> _Aim of the task_: Your output should be an exact copy of the records, with no pictures in it.

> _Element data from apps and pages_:
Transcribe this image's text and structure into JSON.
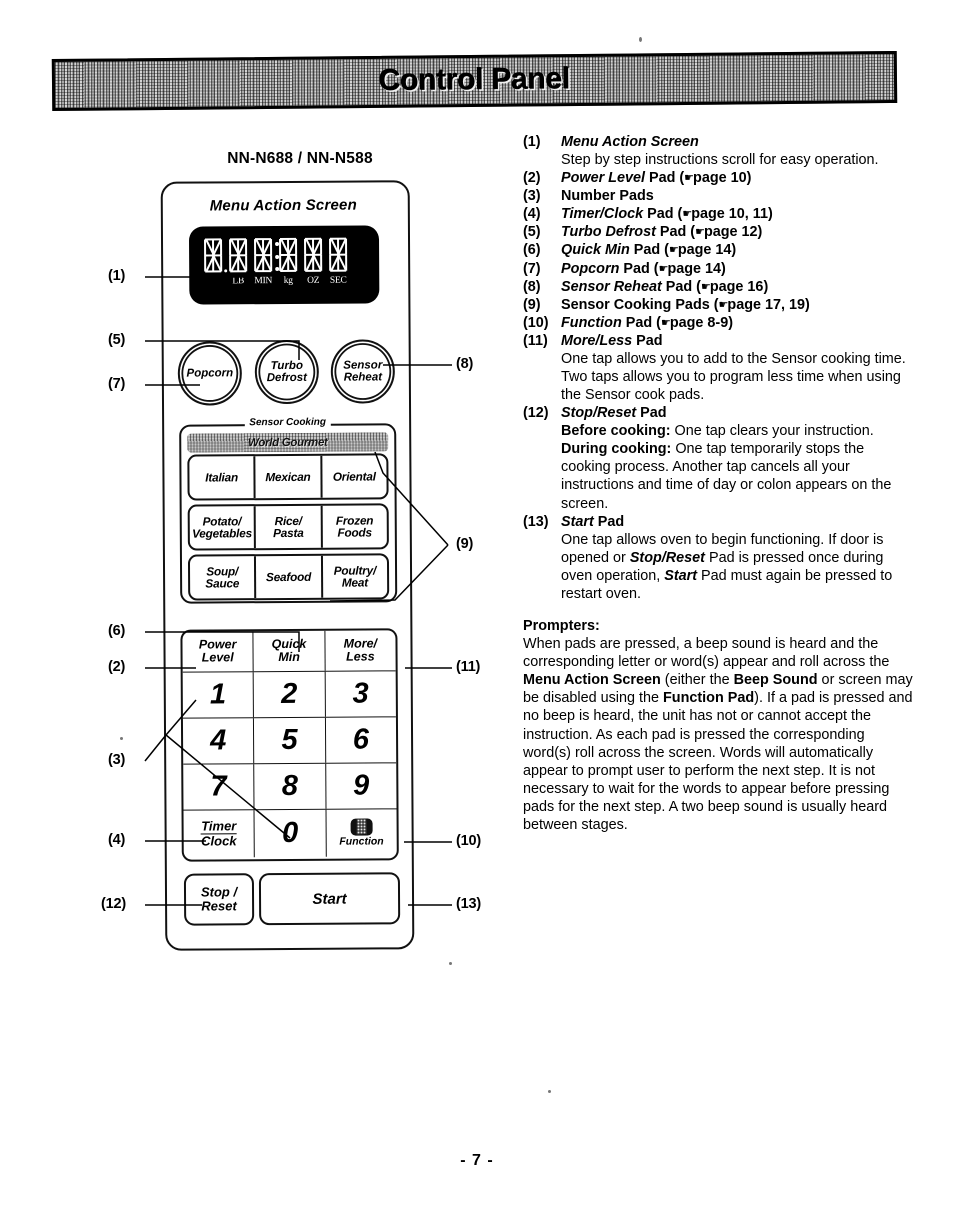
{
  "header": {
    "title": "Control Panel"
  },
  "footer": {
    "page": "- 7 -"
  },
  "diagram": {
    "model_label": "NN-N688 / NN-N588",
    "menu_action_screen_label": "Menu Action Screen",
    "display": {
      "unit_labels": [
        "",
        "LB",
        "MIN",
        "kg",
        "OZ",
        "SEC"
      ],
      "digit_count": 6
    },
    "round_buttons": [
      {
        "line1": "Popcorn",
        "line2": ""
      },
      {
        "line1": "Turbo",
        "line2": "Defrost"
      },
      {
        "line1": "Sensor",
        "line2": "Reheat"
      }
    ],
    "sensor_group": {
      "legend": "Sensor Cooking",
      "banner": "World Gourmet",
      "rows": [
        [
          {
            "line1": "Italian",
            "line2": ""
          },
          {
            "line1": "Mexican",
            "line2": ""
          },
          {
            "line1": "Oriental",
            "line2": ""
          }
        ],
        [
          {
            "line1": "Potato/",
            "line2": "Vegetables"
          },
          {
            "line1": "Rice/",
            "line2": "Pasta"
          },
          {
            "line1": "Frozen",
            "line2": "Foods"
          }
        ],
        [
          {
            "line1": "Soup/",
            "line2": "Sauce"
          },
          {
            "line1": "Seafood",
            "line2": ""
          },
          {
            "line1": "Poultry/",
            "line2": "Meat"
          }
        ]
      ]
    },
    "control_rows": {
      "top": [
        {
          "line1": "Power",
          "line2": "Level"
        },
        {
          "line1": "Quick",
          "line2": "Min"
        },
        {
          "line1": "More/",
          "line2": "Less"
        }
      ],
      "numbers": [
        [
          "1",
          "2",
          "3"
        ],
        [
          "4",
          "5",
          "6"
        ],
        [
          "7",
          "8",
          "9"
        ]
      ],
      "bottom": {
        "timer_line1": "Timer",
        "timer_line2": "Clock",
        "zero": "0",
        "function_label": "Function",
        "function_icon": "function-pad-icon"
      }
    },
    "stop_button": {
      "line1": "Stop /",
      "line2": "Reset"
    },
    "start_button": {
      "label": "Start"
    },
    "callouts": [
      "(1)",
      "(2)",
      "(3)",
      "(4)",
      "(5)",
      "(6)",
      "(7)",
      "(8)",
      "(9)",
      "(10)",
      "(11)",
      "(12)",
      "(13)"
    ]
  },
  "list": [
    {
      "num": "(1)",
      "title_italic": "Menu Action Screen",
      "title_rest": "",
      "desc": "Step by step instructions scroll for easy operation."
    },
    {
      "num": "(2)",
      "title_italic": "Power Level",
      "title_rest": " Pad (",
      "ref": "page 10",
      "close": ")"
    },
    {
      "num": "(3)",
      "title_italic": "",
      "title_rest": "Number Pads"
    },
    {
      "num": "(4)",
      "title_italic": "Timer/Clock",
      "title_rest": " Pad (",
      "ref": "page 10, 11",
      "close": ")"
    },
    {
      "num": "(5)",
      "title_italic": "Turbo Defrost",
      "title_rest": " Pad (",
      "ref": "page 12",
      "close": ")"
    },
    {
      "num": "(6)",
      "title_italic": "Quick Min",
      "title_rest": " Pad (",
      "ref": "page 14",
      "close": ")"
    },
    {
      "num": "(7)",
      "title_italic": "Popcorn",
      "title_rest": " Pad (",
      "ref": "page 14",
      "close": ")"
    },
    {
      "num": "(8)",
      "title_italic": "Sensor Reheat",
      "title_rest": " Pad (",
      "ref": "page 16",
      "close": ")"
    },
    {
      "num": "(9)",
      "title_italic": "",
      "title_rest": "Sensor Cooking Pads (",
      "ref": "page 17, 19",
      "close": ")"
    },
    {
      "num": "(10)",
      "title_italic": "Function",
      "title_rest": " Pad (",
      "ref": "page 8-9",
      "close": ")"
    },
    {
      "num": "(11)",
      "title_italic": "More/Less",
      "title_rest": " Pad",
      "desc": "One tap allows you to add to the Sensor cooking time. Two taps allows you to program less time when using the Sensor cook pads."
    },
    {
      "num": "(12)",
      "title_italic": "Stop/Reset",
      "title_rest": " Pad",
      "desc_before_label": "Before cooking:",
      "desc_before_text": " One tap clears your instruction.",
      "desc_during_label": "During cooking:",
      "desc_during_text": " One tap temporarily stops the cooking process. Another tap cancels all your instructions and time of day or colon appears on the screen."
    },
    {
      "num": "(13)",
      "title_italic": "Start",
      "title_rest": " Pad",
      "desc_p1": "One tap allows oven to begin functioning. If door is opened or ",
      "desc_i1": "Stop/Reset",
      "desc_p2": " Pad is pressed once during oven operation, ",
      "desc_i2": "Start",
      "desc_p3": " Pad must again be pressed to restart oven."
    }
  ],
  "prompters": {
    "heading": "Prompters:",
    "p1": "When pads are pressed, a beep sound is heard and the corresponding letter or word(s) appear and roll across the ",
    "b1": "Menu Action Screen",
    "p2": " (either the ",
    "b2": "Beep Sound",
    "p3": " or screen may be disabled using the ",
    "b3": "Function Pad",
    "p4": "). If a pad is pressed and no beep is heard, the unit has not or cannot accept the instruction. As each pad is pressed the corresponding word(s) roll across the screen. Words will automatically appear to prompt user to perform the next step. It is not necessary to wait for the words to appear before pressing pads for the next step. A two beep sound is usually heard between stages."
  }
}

> _Response to this task_:
Transcribe this image's text and structure into JSON.
{
  "header": {
    "title": "Control Panel"
  },
  "footer": {
    "page": "- 7 -"
  },
  "diagram": {
    "model_label": "NN-N688 / NN-N588",
    "menu_action_screen_label": "Menu Action Screen",
    "display": {
      "unit_labels": [
        "",
        "LB",
        "MIN",
        "kg",
        "OZ",
        "SEC"
      ],
      "digit_count": 6
    },
    "round_buttons": [
      {
        "line1": "Popcorn",
        "line2": ""
      },
      {
        "line1": "Turbo",
        "line2": "Defrost"
      },
      {
        "line1": "Sensor",
        "line2": "Reheat"
      }
    ],
    "sensor_group": {
      "legend": "Sensor Cooking",
      "banner": "World Gourmet",
      "rows": [
        [
          {
            "line1": "Italian",
            "line2": ""
          },
          {
            "line1": "Mexican",
            "line2": ""
          },
          {
            "line1": "Oriental",
            "line2": ""
          }
        ],
        [
          {
            "line1": "Potato/",
            "line2": "Vegetables"
          },
          {
            "line1": "Rice/",
            "line2": "Pasta"
          },
          {
            "line1": "Frozen",
            "line2": "Foods"
          }
        ],
        [
          {
            "line1": "Soup/",
            "line2": "Sauce"
          },
          {
            "line1": "Seafood",
            "line2": ""
          },
          {
            "line1": "Poultry/",
            "line2": "Meat"
          }
        ]
      ]
    },
    "control_rows": {
      "top": [
        {
          "line1": "Power",
          "line2": "Level"
        },
        {
          "line1": "Quick",
          "line2": "Min"
        },
        {
          "line1": "More/",
          "line2": "Less"
        }
      ],
      "numbers": [
        [
          "1",
          "2",
          "3"
        ],
        [
          "4",
          "5",
          "6"
        ],
        [
          "7",
          "8",
          "9"
        ]
      ],
      "bottom": {
        "timer_line1": "Timer",
        "timer_line2": "Clock",
        "zero": "0",
        "function_label": "Function",
        "function_icon": "function-pad-icon"
      }
    },
    "stop_button": {
      "line1": "Stop /",
      "line2": "Reset"
    },
    "start_button": {
      "label": "Start"
    },
    "callouts": [
      "(1)",
      "(2)",
      "(3)",
      "(4)",
      "(5)",
      "(6)",
      "(7)",
      "(8)",
      "(9)",
      "(10)",
      "(11)",
      "(12)",
      "(13)"
    ]
  },
  "list": [
    {
      "num": "(1)",
      "title_italic": "Menu Action Screen",
      "title_rest": "",
      "desc": "Step by step instructions scroll for easy operation."
    },
    {
      "num": "(2)",
      "title_italic": "Power Level",
      "title_rest": " Pad (",
      "ref": "page 10",
      "close": ")"
    },
    {
      "num": "(3)",
      "title_italic": "",
      "title_rest": "Number Pads"
    },
    {
      "num": "(4)",
      "title_italic": "Timer/Clock",
      "title_rest": " Pad (",
      "ref": "page 10, 11",
      "close": ")"
    },
    {
      "num": "(5)",
      "title_italic": "Turbo Defrost",
      "title_rest": " Pad (",
      "ref": "page 12",
      "close": ")"
    },
    {
      "num": "(6)",
      "title_italic": "Quick Min",
      "title_rest": " Pad (",
      "ref": "page 14",
      "close": ")"
    },
    {
      "num": "(7)",
      "title_italic": "Popcorn",
      "title_rest": " Pad (",
      "ref": "page 14",
      "close": ")"
    },
    {
      "num": "(8)",
      "title_italic": "Sensor Reheat",
      "title_rest": " Pad (",
      "ref": "page 16",
      "close": ")"
    },
    {
      "num": "(9)",
      "title_italic": "",
      "title_rest": "Sensor Cooking Pads (",
      "ref": "page 17, 19",
      "close": ")"
    },
    {
      "num": "(10)",
      "title_italic": "Function",
      "title_rest": " Pad (",
      "ref": "page 8-9",
      "close": ")"
    },
    {
      "num": "(11)",
      "title_italic": "More/Less",
      "title_rest": " Pad",
      "desc": "One tap allows you to add to the Sensor cooking time. Two taps allows you to program less time when using the Sensor cook pads."
    },
    {
      "num": "(12)",
      "title_italic": "Stop/Reset",
      "title_rest": " Pad",
      "desc_before_label": "Before cooking:",
      "desc_before_text": " One tap clears your instruction.",
      "desc_during_label": "During cooking:",
      "desc_during_text": " One tap temporarily stops the cooking process. Another tap cancels all your instructions and time of day or colon appears on the screen."
    },
    {
      "num": "(13)",
      "title_italic": "Start",
      "title_rest": " Pad",
      "desc_p1": "One tap allows oven to begin functioning. If door is opened or ",
      "desc_i1": "Stop/Reset",
      "desc_p2": " Pad is pressed once during oven operation, ",
      "desc_i2": "Start",
      "desc_p3": " Pad must again be pressed to restart oven."
    }
  ],
  "prompters": {
    "heading": "Prompters:",
    "p1": "When pads are pressed, a beep sound is heard and the corresponding letter or word(s) appear and roll across the ",
    "b1": "Menu Action Screen",
    "p2": " (either the ",
    "b2": "Beep Sound",
    "p3": " or screen may be disabled using the ",
    "b3": "Function Pad",
    "p4": "). If a pad is pressed and no beep is heard, the unit has not or cannot accept the instruction. As each pad is pressed the corresponding word(s) roll across the screen. Words will automatically appear to prompt user to perform the next step. It is not necessary to wait for the words to appear before pressing pads for the next step. A two beep sound is usually heard between stages."
  }
}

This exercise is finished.